Your reply should consist of one number: how many lines below contain "library".
┏━━
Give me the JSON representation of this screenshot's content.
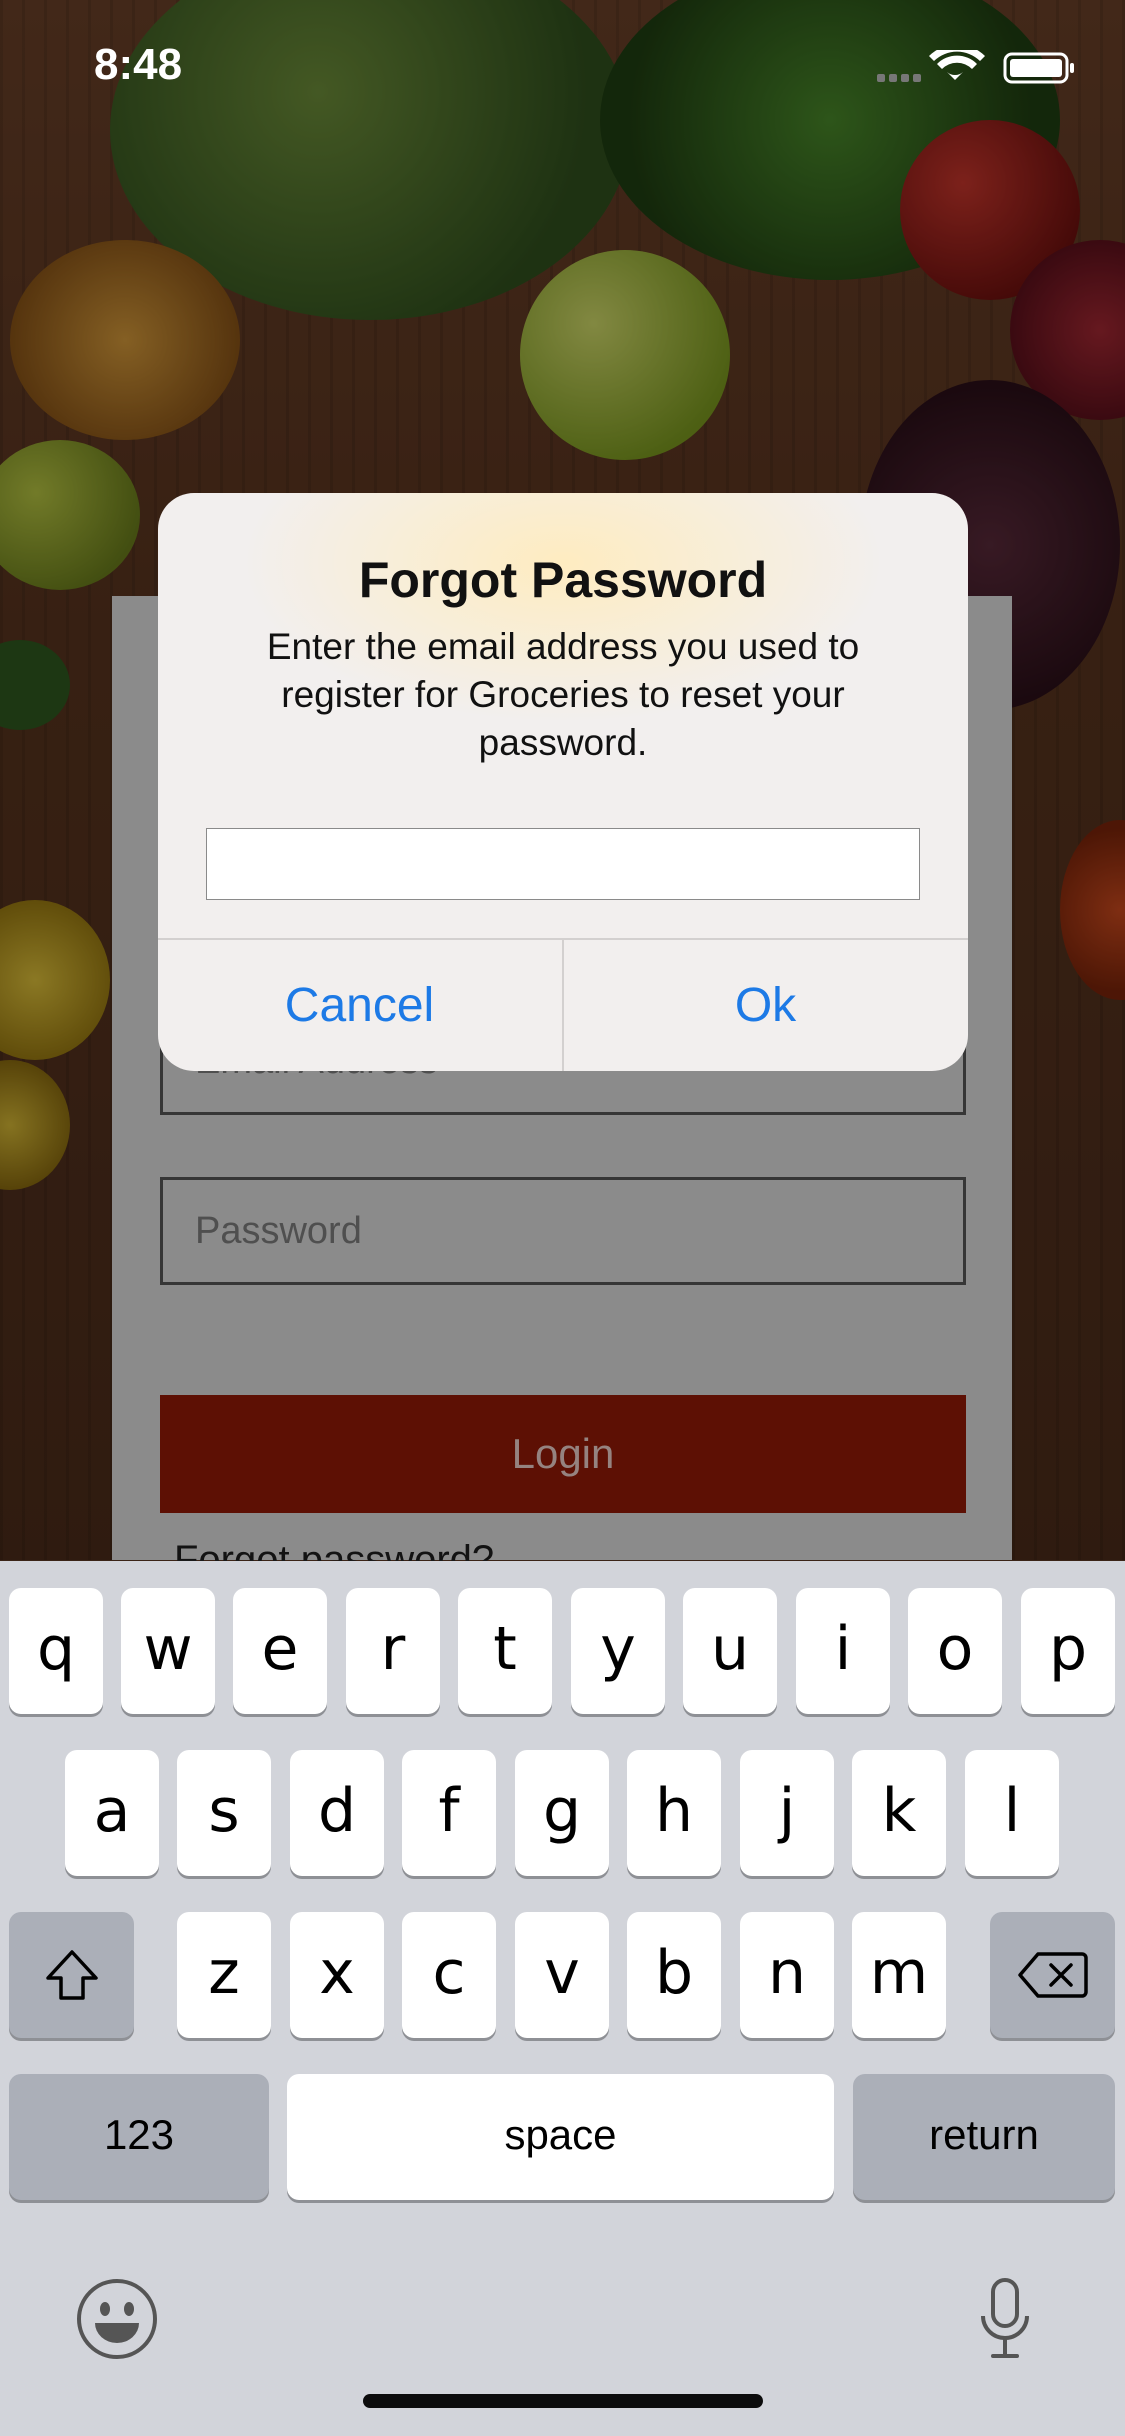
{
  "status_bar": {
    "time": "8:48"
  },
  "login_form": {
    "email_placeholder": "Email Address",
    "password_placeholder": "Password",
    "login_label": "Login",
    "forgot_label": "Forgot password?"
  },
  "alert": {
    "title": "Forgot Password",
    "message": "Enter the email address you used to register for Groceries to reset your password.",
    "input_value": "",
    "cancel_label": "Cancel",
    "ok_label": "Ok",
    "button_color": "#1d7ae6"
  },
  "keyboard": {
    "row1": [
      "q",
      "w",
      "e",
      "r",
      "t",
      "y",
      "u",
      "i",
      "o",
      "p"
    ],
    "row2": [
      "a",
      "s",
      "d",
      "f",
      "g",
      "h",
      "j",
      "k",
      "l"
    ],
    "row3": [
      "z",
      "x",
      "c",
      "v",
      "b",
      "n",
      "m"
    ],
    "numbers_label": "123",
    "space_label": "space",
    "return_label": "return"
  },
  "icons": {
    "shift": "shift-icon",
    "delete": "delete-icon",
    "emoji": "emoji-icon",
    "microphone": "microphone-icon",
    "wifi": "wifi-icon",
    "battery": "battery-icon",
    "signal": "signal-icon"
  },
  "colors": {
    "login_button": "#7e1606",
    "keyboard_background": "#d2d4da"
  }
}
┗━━
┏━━
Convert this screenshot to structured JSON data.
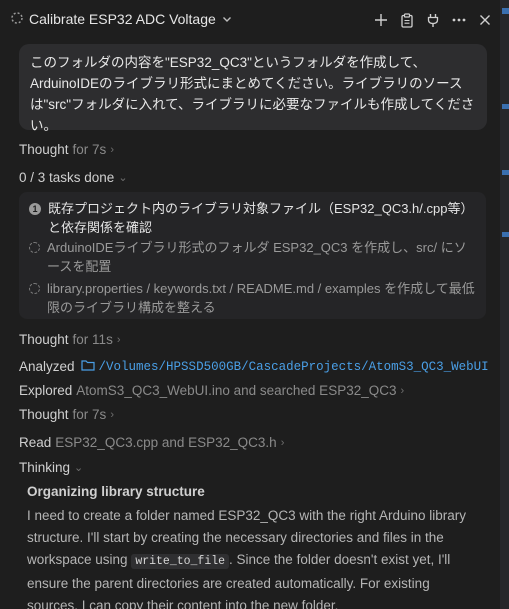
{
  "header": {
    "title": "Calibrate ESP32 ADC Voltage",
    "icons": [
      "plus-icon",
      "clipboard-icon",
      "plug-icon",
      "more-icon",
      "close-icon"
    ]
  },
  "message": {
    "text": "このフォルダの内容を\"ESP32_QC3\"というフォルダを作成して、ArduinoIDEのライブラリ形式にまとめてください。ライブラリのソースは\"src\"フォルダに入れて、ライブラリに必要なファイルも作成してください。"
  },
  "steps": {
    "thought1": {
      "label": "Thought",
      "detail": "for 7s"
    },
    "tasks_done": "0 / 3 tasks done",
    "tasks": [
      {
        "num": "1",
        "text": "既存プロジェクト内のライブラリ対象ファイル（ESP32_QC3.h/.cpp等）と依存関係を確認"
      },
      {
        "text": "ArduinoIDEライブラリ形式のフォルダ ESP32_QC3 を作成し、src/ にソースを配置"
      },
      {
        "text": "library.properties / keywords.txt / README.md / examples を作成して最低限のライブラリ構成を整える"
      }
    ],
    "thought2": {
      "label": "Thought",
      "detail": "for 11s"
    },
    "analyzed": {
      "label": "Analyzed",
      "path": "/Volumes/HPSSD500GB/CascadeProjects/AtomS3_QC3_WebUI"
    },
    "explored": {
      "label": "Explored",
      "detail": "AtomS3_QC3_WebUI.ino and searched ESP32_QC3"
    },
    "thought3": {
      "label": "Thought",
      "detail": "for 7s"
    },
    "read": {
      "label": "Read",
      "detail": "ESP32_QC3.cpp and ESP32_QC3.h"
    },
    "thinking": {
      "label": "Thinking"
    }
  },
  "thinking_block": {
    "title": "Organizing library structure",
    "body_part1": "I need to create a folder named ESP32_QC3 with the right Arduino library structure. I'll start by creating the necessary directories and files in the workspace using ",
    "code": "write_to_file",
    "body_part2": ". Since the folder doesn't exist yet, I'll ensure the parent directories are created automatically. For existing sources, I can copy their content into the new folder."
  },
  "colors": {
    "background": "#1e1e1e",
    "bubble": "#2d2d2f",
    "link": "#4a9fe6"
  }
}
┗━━
_OUTPUT OF THE EXERCISE_
3